According to the National Law Review, in such a situation, the government may make laws that change or alter the bankruptcy code to offer better protection for filers. The COVID-19 Bankruptcy Relief Extension Act is one such law.
The COVID-19 Bankruptcy Relief Extension Act was put into place to extend the changes made under the temporary Coronavirus Aid, Relief, and Economic Security Act, which had an expiration date. The extension occurred due to the pandemic not coming to a swift end as anticipated.
However, the extension did not cover everything in the original act.
Impact of the bill
The extension did carry on some important aspects that can benefit anyone filing for bankruptcy. It exempted any stimulus payments as property a person must claim when filing. It included many provisions to help protect individuals filing due to foreclosure actions.
The extension allowed for adjustments to cases for those who filed a Chapter 13 bankruptcy prior to the pandemic. This is important since Chapter 13 involves a repayment plan based on income, which may have changed due to the pandemic.

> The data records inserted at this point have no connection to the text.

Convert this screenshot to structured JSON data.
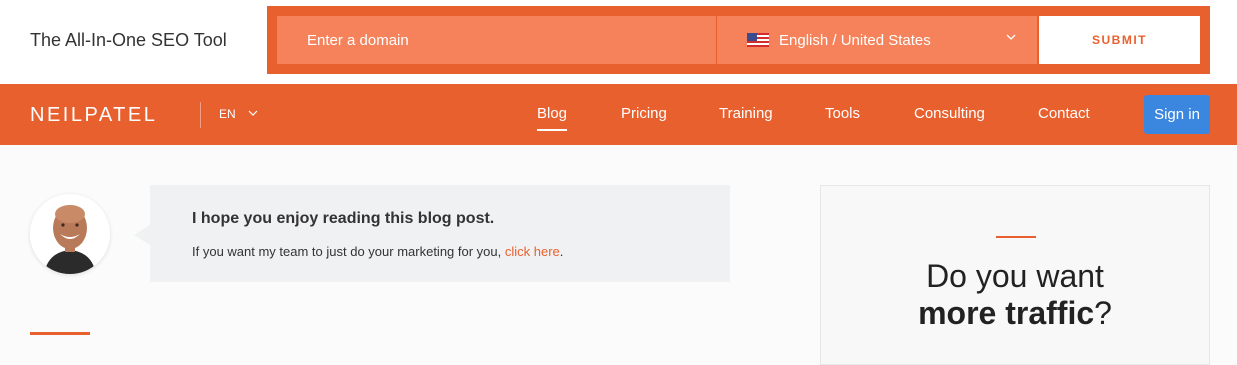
{
  "seo_bar": {
    "title": "The All-In-One SEO Tool",
    "domain_placeholder": "Enter a domain",
    "language": "English / United States",
    "submit_label": "SUBMIT"
  },
  "nav": {
    "logo": "NEILPATEL",
    "lang": "EN",
    "links": [
      {
        "label": "Blog",
        "active": true
      },
      {
        "label": "Pricing"
      },
      {
        "label": "Training"
      },
      {
        "label": "Tools"
      },
      {
        "label": "Consulting"
      },
      {
        "label": "Contact"
      }
    ],
    "signin_label": "Sign in"
  },
  "callout": {
    "title": "I hope you enjoy reading this blog post.",
    "text": "If you want my team to just do your marketing for you, ",
    "link": "click here",
    "suffix": "."
  },
  "sidebar": {
    "line1": "Do you want",
    "line2_bold": "more traffic",
    "line2_suffix": "?"
  },
  "colors": {
    "brand": "#e9602f",
    "signin": "#3b87e0"
  }
}
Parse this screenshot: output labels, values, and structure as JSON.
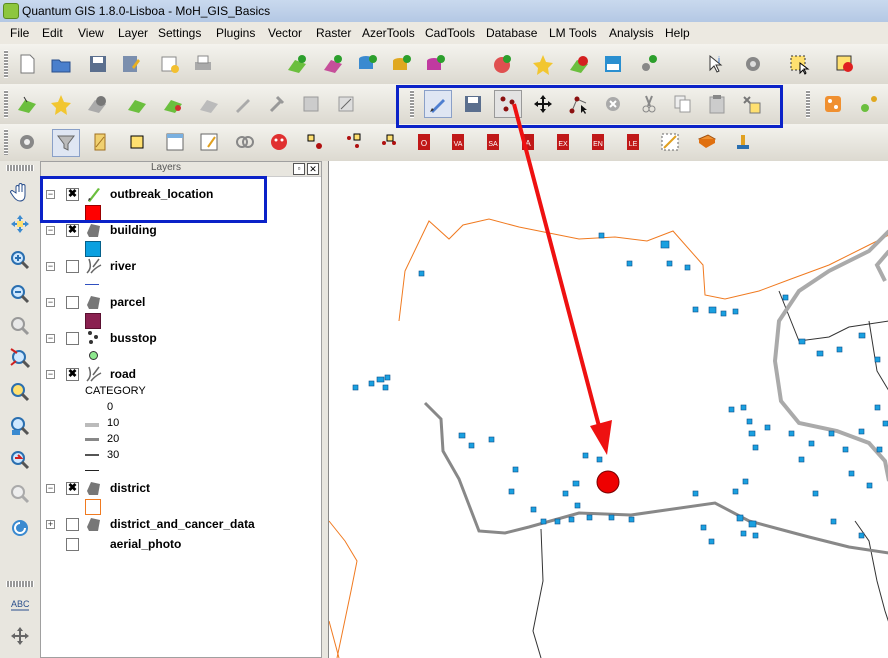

The government understands a pandemic can drastically change individuals’ financial situations. When bankruptcy is the only option for help, laws, such as the COVID-19 Bankruptcy Relief Extension Act, can make things easier and relieve the strain of having to file.